Sleep apnea is a potentially deadly condition that leads to many serious health risks. Heart attack, stroke, pulmonary embolism, anesthesia complications, and even car accident risks are increased in sleep apnea sufferers. Worst of all, perhaps 90% of people who suffer from it don’t know they have it.

Sleep dentist, Dr. Melissa Sheets has good news, though: sleep apnea treatment is very successful and covered by most insurance. Dr Sheets is the leading sleep apnea dentist in the region an as such we have treated patients not only from Omaha Nebraska, but all over Nebraska and the Midwest. If you have been diagnosed with or suspect you have sleep apnea, please call (402) 493-4175 or email Dr. Sheets for a consultation about your treatment options.

What is Sleep Apnea?

Sleep apnea is when your breathing stops at night. It stops long enough that your blood oxygen level drops and your brain senses danger. It awakens a little to get you breathing again, as well as to tell your heart to pump harder and faster, just in case that was the problem.

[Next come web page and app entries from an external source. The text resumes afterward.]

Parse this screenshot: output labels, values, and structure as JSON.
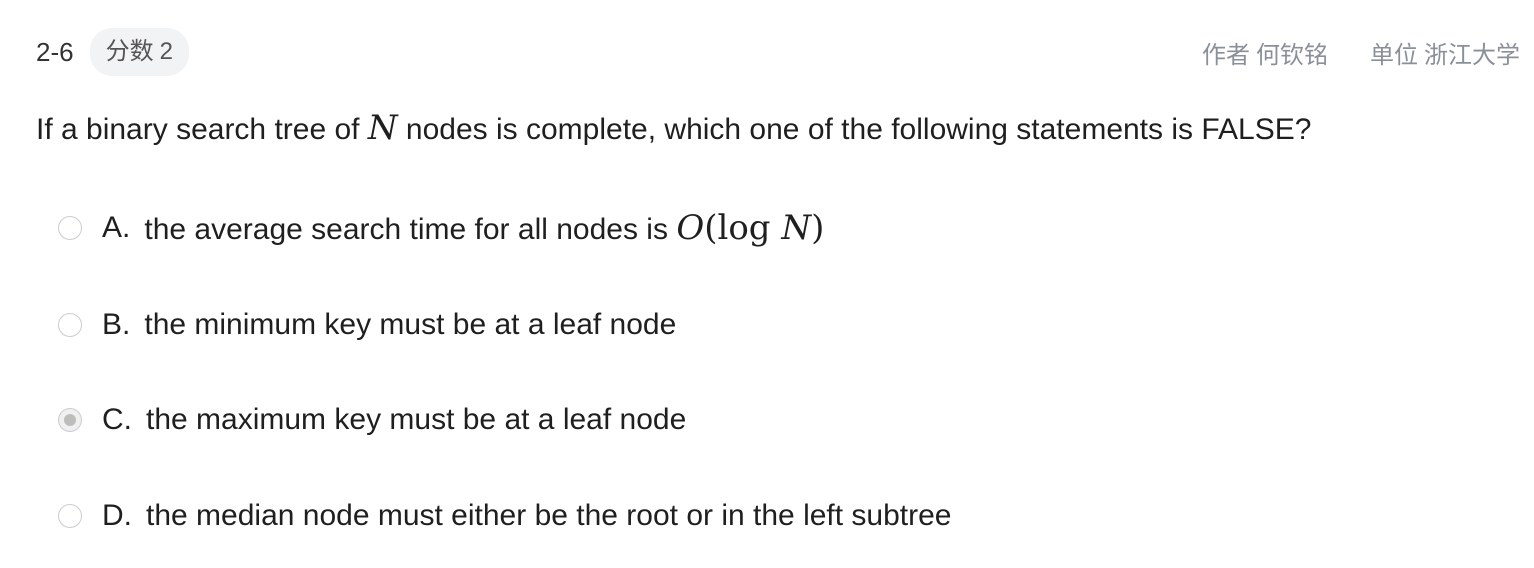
{
  "header": {
    "question_number": "2-6",
    "score_label": "分数",
    "score_value": "2",
    "author_label": "作者",
    "author_name": "何钦铭",
    "unit_label": "单位",
    "unit_name": "浙江大学"
  },
  "question": {
    "text_before": "If a binary search tree of ",
    "math_var": "N",
    "text_after": " nodes is complete, which one of the following statements is FALSE?"
  },
  "options": [
    {
      "letter": "A.",
      "text": "the average search time for all nodes is ",
      "math_O": "O",
      "math_open": "(",
      "math_log": "log",
      "math_N": "N",
      "math_close": ")",
      "selected": false
    },
    {
      "letter": "B.",
      "text": "the minimum key must be at a leaf node",
      "selected": false
    },
    {
      "letter": "C.",
      "text": "the maximum key must be at a leaf node",
      "selected": true
    },
    {
      "letter": "D.",
      "text": "the median node must either be the root or in the left subtree",
      "selected": false
    }
  ]
}
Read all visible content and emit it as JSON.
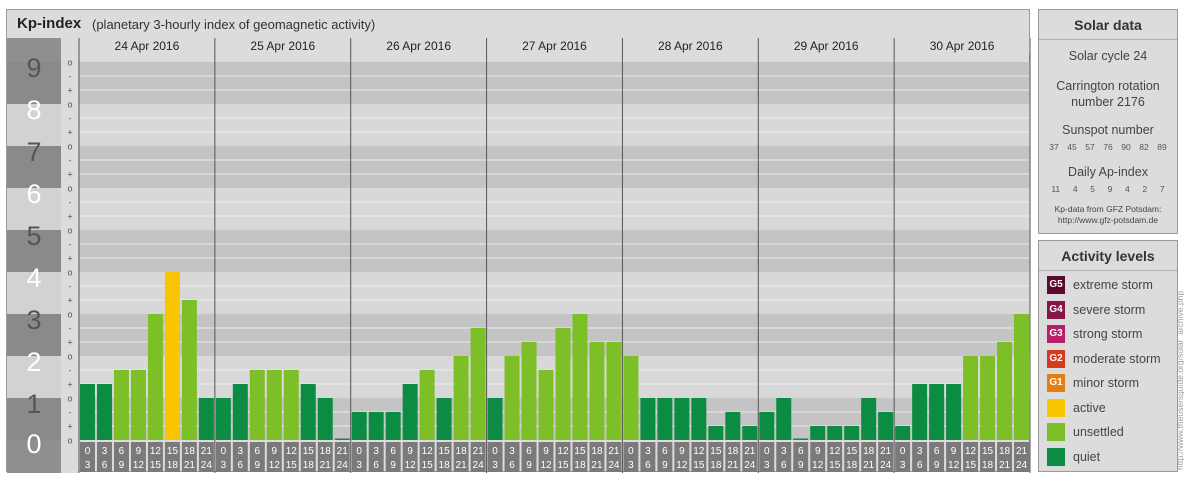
{
  "header": {
    "title": "Kp-index",
    "subtitle": "(planetary 3-hourly index of geomagnetic activity)"
  },
  "chart_data": {
    "type": "bar",
    "y_axis": {
      "min": 0,
      "max": 9,
      "major_labels": [
        "0",
        "1",
        "2",
        "3",
        "4",
        "5",
        "6",
        "7",
        "8",
        "9"
      ],
      "minor_symbols": [
        "o",
        "+",
        "-",
        "o",
        "+",
        "-",
        "o",
        "+",
        "-",
        "o",
        "+",
        "-",
        "o",
        "+",
        "-",
        "o",
        "+",
        "-",
        "o",
        "+",
        "-",
        "o",
        "+",
        "-",
        "o",
        "+",
        "-",
        "o"
      ]
    },
    "interval_labels": [
      [
        "0",
        "3"
      ],
      [
        "3",
        "6"
      ],
      [
        "6",
        "9"
      ],
      [
        "9",
        "12"
      ],
      [
        "12",
        "15"
      ],
      [
        "15",
        "18"
      ],
      [
        "18",
        "21"
      ],
      [
        "21",
        "24"
      ]
    ],
    "days": [
      {
        "date": "24 Apr 2016",
        "kp": [
          1.333,
          1.333,
          1.667,
          1.667,
          3.0,
          4.0,
          3.333,
          1.0
        ]
      },
      {
        "date": "25 Apr 2016",
        "kp": [
          1.0,
          1.333,
          1.667,
          1.667,
          1.667,
          1.333,
          1.0,
          0.0
        ]
      },
      {
        "date": "26 Apr 2016",
        "kp": [
          0.667,
          0.667,
          0.667,
          1.333,
          1.667,
          1.0,
          2.0,
          2.667
        ]
      },
      {
        "date": "27 Apr 2016",
        "kp": [
          1.0,
          2.0,
          2.333,
          1.667,
          2.667,
          3.0,
          2.333,
          2.333
        ]
      },
      {
        "date": "28 Apr 2016",
        "kp": [
          2.0,
          1.0,
          1.0,
          1.0,
          1.0,
          0.333,
          0.667,
          0.333
        ]
      },
      {
        "date": "29 Apr 2016",
        "kp": [
          0.667,
          1.0,
          0.0,
          0.333,
          0.333,
          0.333,
          1.0,
          0.667
        ]
      },
      {
        "date": "30 Apr 2016",
        "kp": [
          0.333,
          1.333,
          1.333,
          1.333,
          2.0,
          2.0,
          2.333,
          3.0
        ]
      }
    ],
    "colors": {
      "quiet": "#0c8c43",
      "unsettled": "#7dbf26",
      "active": "#f9c400",
      "grid_dark": "#c4c4c4",
      "grid_light": "#d8d8d8",
      "axis_bg": "#8f8f8f",
      "interval_bg": "#7a7a7a"
    }
  },
  "solar": {
    "title": "Solar data",
    "cycle": "Solar cycle 24",
    "carrington_line1": "Carrington rotation",
    "carrington_line2": "number 2176",
    "sunspot_label": "Sunspot number",
    "sunspot_values": [
      "37",
      "45",
      "57",
      "76",
      "90",
      "82",
      "89"
    ],
    "ap_label": "Daily Ap-index",
    "ap_values": [
      "11",
      "4",
      "5",
      "9",
      "4",
      "2",
      "7"
    ],
    "source_line1": "Kp-data from GFZ Potsdam:",
    "source_line2": "http://www.gfz-potsdam.de"
  },
  "activity": {
    "title": "Activity levels",
    "levels": [
      {
        "badge": "G5",
        "label": "extreme storm",
        "color": "#5a0a2e"
      },
      {
        "badge": "G4",
        "label": "severe storm",
        "color": "#861548"
      },
      {
        "badge": "G3",
        "label": "strong storm",
        "color": "#b51f6b"
      },
      {
        "badge": "G2",
        "label": "moderate storm",
        "color": "#d7391e"
      },
      {
        "badge": "G1",
        "label": "minor storm",
        "color": "#e47d12"
      },
      {
        "badge": "",
        "label": "active",
        "color": "#f9c400"
      },
      {
        "badge": "",
        "label": "unsettled",
        "color": "#7dbf26"
      },
      {
        "badge": "",
        "label": "quiet",
        "color": "#0c8c43"
      }
    ]
  },
  "watermark": "http://www.theusersguide.org/solar_archive.php"
}
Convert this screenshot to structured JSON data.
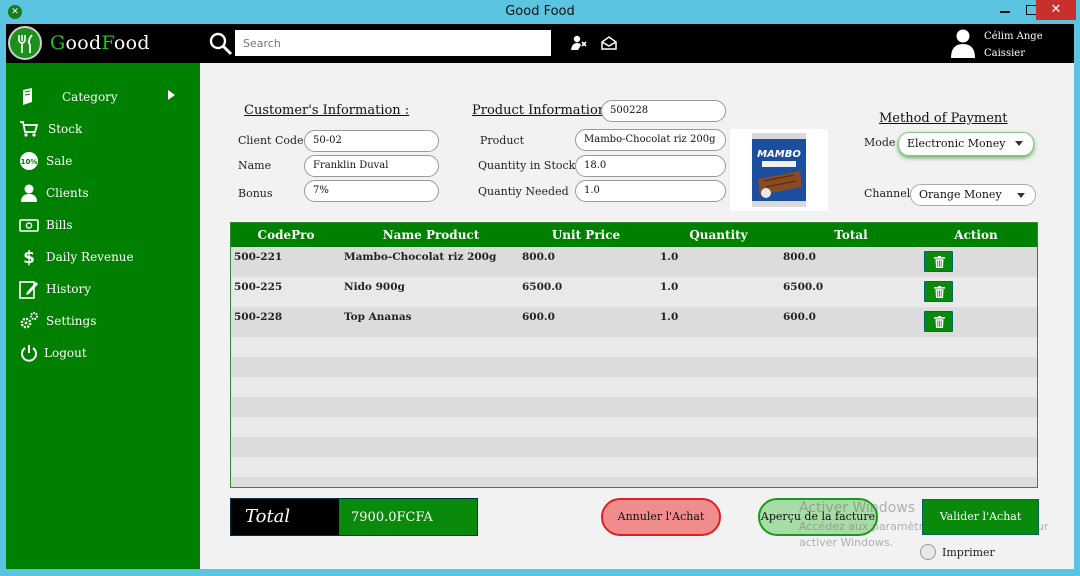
{
  "window": {
    "title": "Good Food",
    "close_glyph": "✕"
  },
  "header": {
    "logo_prefix_g": "G",
    "logo_text_1": "ood",
    "logo_prefix_f": "F",
    "logo_text_2": "ood",
    "search_placeholder": "Search",
    "user_line1": "Célim Ange",
    "user_line2": "Caissier"
  },
  "sidebar": {
    "items": [
      {
        "label": "Category",
        "icon": "tag-icon"
      },
      {
        "label": "Stock",
        "icon": "cart-icon"
      },
      {
        "label": "Sale",
        "icon": "percent-icon"
      },
      {
        "label": "Clients",
        "icon": "person-icon"
      },
      {
        "label": "Bills",
        "icon": "money-icon"
      },
      {
        "label": "Daily Revenue",
        "icon": "dollar-icon"
      },
      {
        "label": "History",
        "icon": "edit-icon"
      },
      {
        "label": "Settings",
        "icon": "gears-icon"
      },
      {
        "label": "Logout",
        "icon": "power-icon"
      }
    ]
  },
  "customer": {
    "title": "Customer's Information :",
    "client_code_label": "Client Code",
    "client_code": "50-02",
    "name_label": "Name",
    "name": "Franklin Duval",
    "bonus_label": "Bonus",
    "bonus": "7%"
  },
  "product": {
    "title": "Product Information :",
    "code": "500228",
    "product_label": "Product",
    "product": "Mambo-Chocolat riz 200g",
    "stock_label": "Quantity in Stock",
    "stock": "18.0",
    "needed_label": "Quantiy Needed",
    "needed": "1.0",
    "image_brand": "MAMBO"
  },
  "payment": {
    "title": "Method of Payment",
    "mode_label": "Mode",
    "mode": "Electronic Money",
    "channel_label": "Channel",
    "channel": "Orange Money"
  },
  "table": {
    "headers": [
      "CodePro",
      "Name Product",
      "Unit Price",
      "Quantity",
      "Total",
      "Action"
    ],
    "rows": [
      {
        "code": "500-221",
        "name": "Mambo-Chocolat riz 200g",
        "price": "800.0",
        "qty": "1.0",
        "total": "800.0"
      },
      {
        "code": "500-225",
        "name": "Nido 900g",
        "price": "6500.0",
        "qty": "1.0",
        "total": "6500.0"
      },
      {
        "code": "500-228",
        "name": "Top Ananas",
        "price": "600.0",
        "qty": "1.0",
        "total": "600.0"
      }
    ]
  },
  "footer": {
    "total_label": "Total",
    "total_value": "7900.0FCFA",
    "cancel_label": "Annuler l'Achat",
    "preview_label": "Aperçu de la facture",
    "validate_label": "Valider l'Achat",
    "print_label": "Imprimer"
  },
  "watermark": {
    "line1": "Activer Windows",
    "line2": "Accédez aux paramètres de l'ordinateur pour",
    "line3": "activer Windows."
  },
  "colors": {
    "primary_green": "#008000",
    "header_black": "#000000",
    "cancel_red": "#e02020",
    "titlebar_blue": "#5bc4e0"
  }
}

Because you don’t fully wake up, you may not be aware of the cause of your wakefulness, or if you become fully awake, you might think it was because you had to go to the bathroom or due to some random noise. But this happens up to several hundred times a night, with the consequence that your brain can’t ever reach the deep restorative sleep stages it needs, and your heart is being told to beat harder and faster, causing blood pressure spikes and putting strain on your heart and blood vessels.

Types of Sleep Apnea

There are two main types of sleep apnea. Obstructive sleep apnea (OSA) affects the vast majority of sufferers. This type occurs because your airway collapses when you sleep: you are literally suffocating. During the day, our airway is held open by gravity and by your muscles. But when you sleep, your muscles relax and the tissue of your throat can close if they are unsupported. If your jaw is out of position, you are overweight, or you have an anatomically narrow airway, your airway is likely to collapse.

The less common type is central sleep apnea. In this type, your brain simply stops telling your body to breathe. The causes for this form of sleep apnea are not yet fully understood.

A small percentage of sufferers have both types in what is called Complex Sleep Apnea. Complex Sleep Apnea is a combination of obstructive and central sleep apnea, and can be treated with a combination of oral appliance therapy and CPAP.

Snoring and Other Symptoms of Sleep Apnea

Snoring is very common, and many people disregard it as a nuisance. However, snoring is often a sign that you’re at increased risk for obstructive sleep apnea. Snoring is caused by an airway that narrows during sleep, causing a turbulent airflow, which causes your throat to vibrate, what we hear as snoring.

As much as 70% of sleep apnea sufferers snore, making it one of the most common symptoms of sleep apnea. Some other common symptoms that are associated with it include:

  • Morning headaches
  • Fatigue
  • Insomnia
  • Daytime sleepiness
  • The inability to concentrate
  • A lack of energy
  • Inability to lose weight despite dieting and exercise
  • Restlessness

If you snore and have any of the symptoms above, it’s important to undergo a sleep study provided by a sleep physician to get a diagnosis. After a sleep study, it can be determined whether or not you suffer from sleep apnea and if your snoring problem requires treatment.

Dangers of Sleep Apnea

Sleep apnea has been associated with numerous serious, even life-threatening health conditions, including:

  • Heart attack
  • Stroke
  • Coronary artery disease
  • Diabetes
  • Pulmonary embolism
  • Mood disorders including depression
  • High blood pressure

Among numerous others. Treating it can reduce the danger of this condition.

Treating Sleep Apnea

If you have sleep apnea, you should get professional care. There are no home care approaches that you can use to manage the condition. However, there are many good professional treatment options for sleep apnea, including:

  • CPAP
  • Oral appliance therapy (OAT)
  • Surgery

CPAP utilizes an air pump to force air into your throat to open your airway.

Oral appliances can take several approaches to help hold your airway open, but the most common method is mandibular advancement: repositioning your jaw to support your soft tissue better. 

Sleep apnea surgery can reshape your airway by removing soft tissue or reshaping your bone, which can reduce the risk that your airway will collapse. You can also receive an Inspire implant, which electrically stimulates your airway muscles to support your airway during sleep. 

Don’t Neglect Snoring and Sleep Apnea Treatment – Contact Us!

Since snoring is a common symptom of sleep apnea, don’t wait to schedule an appointment with Dr. Sheets to learn more about snoring, sleep apnea, and the treatments that are available for both conditions. Ready to get started? Call our office at (402) 493-4175 or email us today.